I will never forget the realtor's shriek of surprise when she pulled down the dusty steps to that dark attic. We were nearing the end of a long day of looking at old houses, and this one looked promising. But apparently someone else had already taken up residence.
I saw the flash of wings and felt the breeze as the bird zipped right over my head.
The realtor had turned white as a ghost. I later learned that she actually did believe in ghosts, and when she saw something dark and menacing coming at her from the attic, you can probably imagine what went through her head! She uttered a few choice words in the midst of her terror, and now my husband was bent almost double, laughing so hard he could barely breathe.
We left the attic door open so the bird could go back to wherever it had come from, and we went to the next house on the list. There were no other encounters with birds that day, but it wasn't the first time -- nor would it be the last -- that I would come face-to-face with birds who wanted to carve out their own little corner of my old house for themselves.
How to safely remove birds from your home
I am a huge animal lover, and it has always pained me to have to move an animal from their chosen spot, even if that place happened to be a huge inconvenience or problem for me. Those little creatures have a right to happiness too, right? But when they set up reside in or around the house, it's important to remember who actually pays the mortgage.

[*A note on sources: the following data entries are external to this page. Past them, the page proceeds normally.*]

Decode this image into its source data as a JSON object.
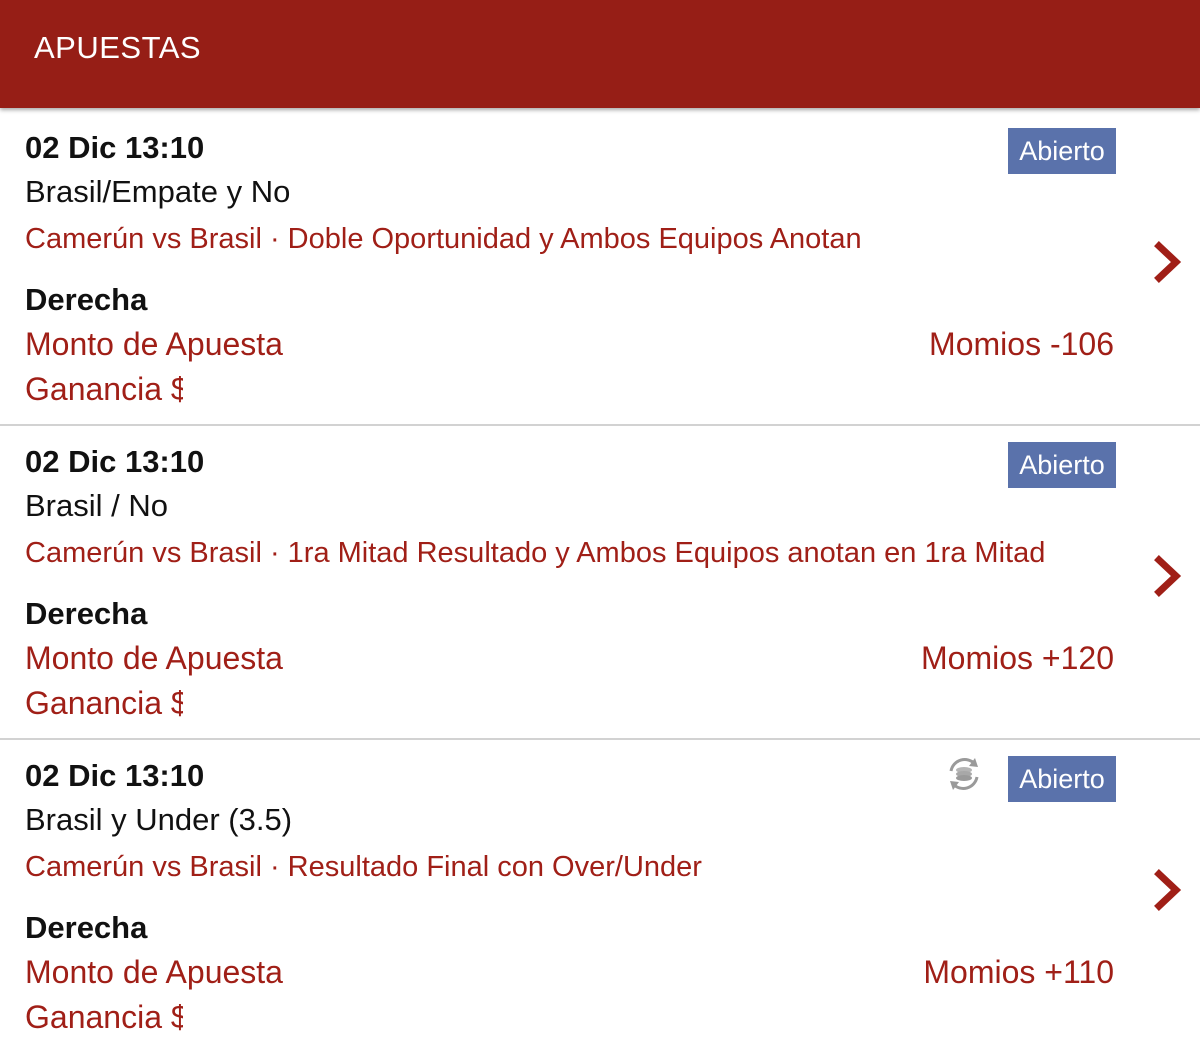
{
  "header": {
    "title": "APUESTAS"
  },
  "bets": [
    {
      "date": "02 Dic 13:10",
      "selection": "Brasil/Empate y No",
      "event": "Camerún vs Brasil · Doble Oportunidad y Ambos Equipos Anotan",
      "side": "Derecha",
      "stake_label": "Monto de Apuesta",
      "odds": "Momios -106",
      "profit_label": "Ganancia $",
      "status": "Abierto"
    },
    {
      "date": "02 Dic 13:10",
      "selection": "Brasil / No",
      "event": "Camerún vs Brasil · 1ra Mitad Resultado y Ambos Equipos anotan en 1ra Mitad",
      "side": "Derecha",
      "stake_label": "Monto de Apuesta",
      "odds": "Momios +120",
      "profit_label": "Ganancia $",
      "status": "Abierto"
    },
    {
      "date": "02 Dic 13:10",
      "selection": "Brasil y Under (3.5)",
      "event": "Camerún vs Brasil · Resultado Final con Over/Under",
      "side": "Derecha",
      "stake_label": "Monto de Apuesta",
      "odds": "Momios +110",
      "profit_label": "Ganancia $",
      "status": "Abierto",
      "extra_icon": "cash-out-refresh-icon"
    }
  ],
  "colors": {
    "header_bg": "#961e16",
    "accent_red": "#a01f17",
    "badge_bg": "#5a72ab"
  },
  "icons": {
    "row_chevron": "chevron-right-icon"
  }
}
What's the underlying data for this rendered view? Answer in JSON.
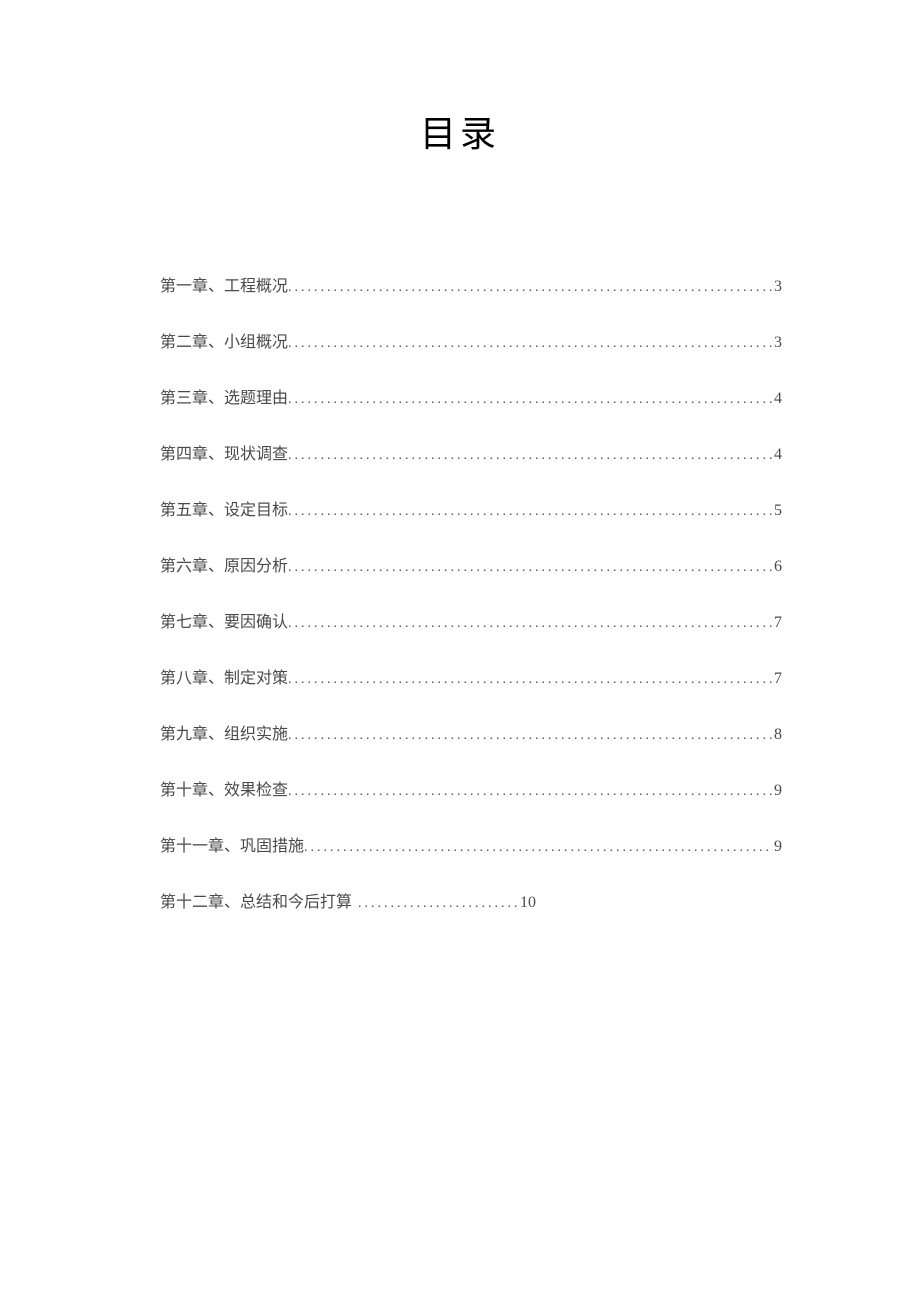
{
  "title": "目录",
  "toc": {
    "entries": [
      {
        "label": "第一章、工程概况",
        "page": "3"
      },
      {
        "label": "第二章、小组概况",
        "page": "3"
      },
      {
        "label": "第三章、选题理由",
        "page": "4"
      },
      {
        "label": "第四章、现状调查",
        "page": "4"
      },
      {
        "label": "第五章、设定目标",
        "page": "5"
      },
      {
        "label": "第六章、原因分析",
        "page": "6"
      },
      {
        "label": "第七章、要因确认",
        "page": "7"
      },
      {
        "label": "第八章、制定对策",
        "page": "7"
      },
      {
        "label": "第九章、组织实施",
        "page": "8"
      },
      {
        "label": "第十章、效果检查",
        "page": "9"
      },
      {
        "label": "第十一章、巩固措施",
        "page": "9"
      }
    ],
    "last": {
      "label": "第十二章、总结和今后打算",
      "page": "10"
    }
  }
}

Birds in old house attics are actually quite common, thanks to deterioration of soffits, vent openings that haven't been covered properly, and simple neglect that allows for damaged areas to remain. Besides that, a particular lovely bird known as the chimney swift prefers to build nests on the inside walls of chimneys; old houses happen to have clay liners in stone or brick and mortar chimneys, which is much easier for them to hold onto than the sleek metal liners of modern homes.
There are a few guidelines to remember when removing birds from your home. The biggest issue is the nest: Do they have one? Are there eggs or fledglings in it? The presence of a nest doesn't preclude you from exclusion methods to keep the bird out. However, if the bird already has eggs or fledglings, the best thing to do is simply leave them alone for a few weeks. Most baby birds find their way into the world within three to four weeks; as soon as you notice the nest is empty, use simply exclusion measures to keep the birds from coming back.
For chimney swifts, the story is a bit different. These beautiful creatures are protected under the Migratory Bird Treaty Act. Anyone who knowingly destroys them or their nests can be fined or penalized. However, these tiny nests can be left in place until the young have flown the coop, and then a chimney cap can prevent them from coming back.
It's a good idea to hire a professional to ensure that your home is sealed off from new birds showing up to create nests in attractive places. A wildlife exclusion expert might charge anywhere from $300 to $1,000 or more, depending upon the extent of the work, but it's worth it to ensure your feathered friends stay safe and your home is yours, and yours alone.